When you personally see an 84 year old man, a veteran of this war, a retired West Point Colonel, my beautiful Father, get teary eyes and celebrate being by the members of his family sharing this time as we did, it strikes deeper then any chord I have ever known.

My Father is, and always has been, a steadfast rock of a man, and rarely ever shows any threads of weakness, and he held true this day as well, as he shared joy, triumph for another nation that appreciates this country, and I am certain a great appreciation for returning home and having a family and a life so fulfilled.

It may be nearly impossible to feel or receive these same sentiments by simply watching, but trust me, these men were truly honored, and appreciated it in the most humbling way.

To see the strongest and smartest and finest man I have ever known emotional at all was striking to say the least, and perhaps that is why I have thought and thought and prayed about these fine men and women since that day, even as I went about my other business.

When men and women, our beloved and sacred veterans, are finally appreciated properly for doing what is right and will always be right, PROTECTING FREEDOM, you can see at least a little of the pains and anguish slip further away.

I have never fought or served, and I do not know these pains nor will I pretend to, but I have observed very closely many great men and women, and read and shared many stories from other veterans, and they want nothing but to be embraced.

I have a friends whose father survived Auschwitz, and he shared greatly with me. I miss him dearly.

I had a high school teacher at Ft. Hunt, Mr (Misure/Senor) Leonard Ahearn, who was in the first wave of Normandy as they struck the beach, and he shared intimate details with me because I pried for this information, as I begged him and he asked why, and got fuming mad, I shared that my Father was a veteran, and I knew it hurt too much to share these details with his youngest son, but I needed to know these things so that I could share this knowledge and help to make a statement with my life to at least some degree that we must not repeat these things again, at any cost, when so possible.

Wow, I saw what he explained, as his command of the English language was so perfect while it painted a very poignant picture for my mind's eye.

I miss him as well, as he too has passed like my friend Mr. Arthur Menke. Art Menke

Art, I hope you do not mind that I shared about your Father, he was such a beautiful soul.

President Obama gave a great speech and honored these brave men and women as so deserved along with many other great speakers, be they poets, politicians, public servants, service men and women, etc., and as my Republican Father and Brother stated (both West Pointers), he and we as well have a lot to deliver!

There is no division through party affiliation towards freedom and honor ever.

We all as Americans must set aside political fracases and focus on a brighter and better tomorrow for this and all coming generations.

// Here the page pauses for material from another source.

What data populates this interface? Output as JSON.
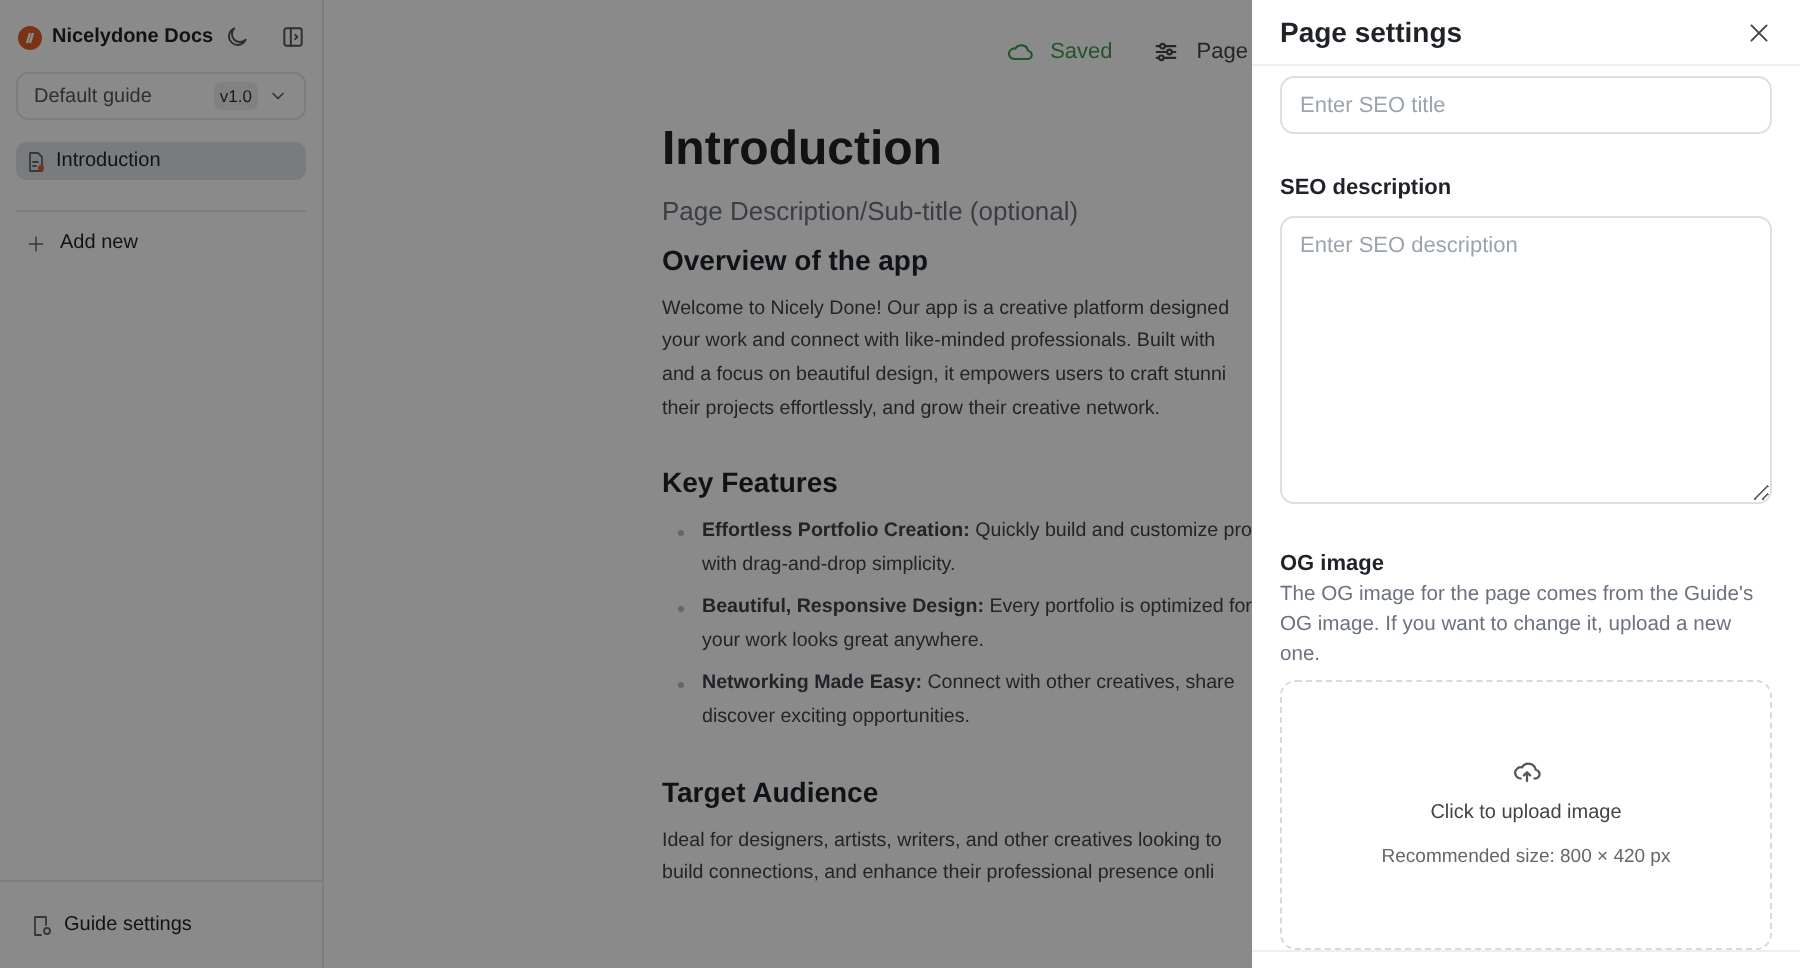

I do not say that at all to incense anyone, but rather motivate each of us to learn to respect life even more, because all these men never wanted me or anyone else to ever experience war! They have each individually shared that with me by sharing those words after sharing horrific experiences in  great and graphic detail.

Peace is tough to preserve, but preventing war is priceless!

Peace has become to cliche, and veterans of all lands too forgotten far too often.

As a generation folds into the sands of time, what lessons will we each learn that they so dearly want us to, such that many gave their very own lives to deliver that message loud and clear?

God Bless our country and our veterans.

May we learn deep and lasting lessons so that these precious lives were not lost in vane.